The Nowhere Inn tries, desperately, to make a point: Fame is hard, celebrity is a trap, the art and the artist are both incontrovertibly linked and demonstrably deviated. At nearly every turn in the film, someone is always asking something from St. Vincent. A reporter stops mid-interview to answer texts from her girlfriend, then demands that Clark leave her a voice message insisting the reporter is not a bad person. (Later, after the reporter begs for a comped ticket for her cousin to see St. Vincent’s show, Clark overhears her saying the singer is “impenetrable and aloof.”) A fan tells her between gasps that St. Vincent’s music is the reason she stayed alive after her boyfriend’s death, and a struck Clark collapses into sobs in the dressing room.
The contradiction is painstakingly spelled out — St. Vincent is so famous she has constant obligations, but not famous enough to be a household name. The film’s first words come from a chauffeur driving a sunglasses-shrouded Clark through the desert in a gleaming white limo: “So you’re a singer?” he says, the skepticism bare in his voice. “I’ve never heard of you.” He calls up his son, who chimes in over speakerphone that he’s never heard of her, either; when they ask for her to sing, she glides into a few lines of “New York,” until they gasp at the line, “You’re the only motherfucker in this city who can handle me.” (“Did she just say MF?” the son wheezes.) Later in the film, Clark forgets her badge and can’t get into the theater for her own show. The walls outside are plastered with posters of her face — “Dude?” she hisses at the security guard, pointing at them.
The Nowhere Inn slips moments of levity into all this self-conscious prodding. Director Bill Benz is a Portlandia alum, and he knows when to center on slight shifts in Brownstein’s expression, the moments when a raised eyebrow or slow blink can make a scene. The only purely funny moment in the movie stems from a Dakota Jonson cameo, with the actress playing herself as Clark’s newest celebrity girlfriend.
The sets and costumes are sumptuous, and the camera lets us drink it all in. Glittering dresses abound. Statues shine in the background. The lens shivers and blurs, red streaks oozing across the screen at times. There are so many shots of mirrors, so many heavy-handed metaphors: We see abundant refractions and reflections of Brownstein and Clark. But a film can’t propel itself on symbolism alone.
Still, there are intriguing questions at the movie’s core. “The audience doesn’t need me,” Clark says at one point, slamming her fist on a board room table. “I’m just a vessel for their feelings.” At another point in the film, she insists: “I know who I am. Why does it matter if anyone else does?” It’s hard to not to read this as a rebuke of St. Vincent’s critics, or a blanket defense for her past media conduct, but interrogating what artists actually owe fans and vice versa is worthwhile and compelling. Instead, the movie sinks further into itself.

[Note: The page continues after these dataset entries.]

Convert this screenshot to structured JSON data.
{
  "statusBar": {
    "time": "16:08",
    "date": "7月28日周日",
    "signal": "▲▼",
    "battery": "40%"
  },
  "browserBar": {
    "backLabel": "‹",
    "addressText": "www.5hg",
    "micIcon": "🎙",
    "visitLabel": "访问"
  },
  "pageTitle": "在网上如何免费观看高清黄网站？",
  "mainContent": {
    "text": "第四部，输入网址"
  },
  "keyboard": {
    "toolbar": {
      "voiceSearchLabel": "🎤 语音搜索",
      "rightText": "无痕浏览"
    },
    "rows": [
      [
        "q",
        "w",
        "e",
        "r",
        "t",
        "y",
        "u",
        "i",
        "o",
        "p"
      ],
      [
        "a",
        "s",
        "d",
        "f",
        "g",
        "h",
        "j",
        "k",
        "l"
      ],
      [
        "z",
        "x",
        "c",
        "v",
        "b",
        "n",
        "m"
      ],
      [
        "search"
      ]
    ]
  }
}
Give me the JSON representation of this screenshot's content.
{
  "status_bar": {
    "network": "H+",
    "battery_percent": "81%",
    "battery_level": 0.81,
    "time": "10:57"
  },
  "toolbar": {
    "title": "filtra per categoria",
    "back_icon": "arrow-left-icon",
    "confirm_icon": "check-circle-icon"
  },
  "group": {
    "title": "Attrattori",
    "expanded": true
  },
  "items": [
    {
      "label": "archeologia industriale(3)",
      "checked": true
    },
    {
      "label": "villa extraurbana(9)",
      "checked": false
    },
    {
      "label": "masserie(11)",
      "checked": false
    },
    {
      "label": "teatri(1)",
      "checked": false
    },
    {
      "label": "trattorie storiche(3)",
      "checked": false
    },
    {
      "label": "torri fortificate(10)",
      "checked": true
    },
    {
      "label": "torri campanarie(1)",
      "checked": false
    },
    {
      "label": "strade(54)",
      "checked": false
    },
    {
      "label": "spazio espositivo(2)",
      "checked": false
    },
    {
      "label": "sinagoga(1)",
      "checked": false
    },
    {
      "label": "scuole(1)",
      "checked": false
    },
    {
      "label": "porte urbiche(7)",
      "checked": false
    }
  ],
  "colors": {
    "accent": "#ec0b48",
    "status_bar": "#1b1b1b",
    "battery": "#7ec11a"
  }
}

While bending over backwards to assert that it’s not your typical music star documentary, The Nowhere Inn achieves the same result as most films in that genre. We’re left grasping at the idea of who St. Vincent is or could be; all we know for sure is how much she wants to prove.
The Nowhere Inn is out 9/17 on VOD and in select theaters.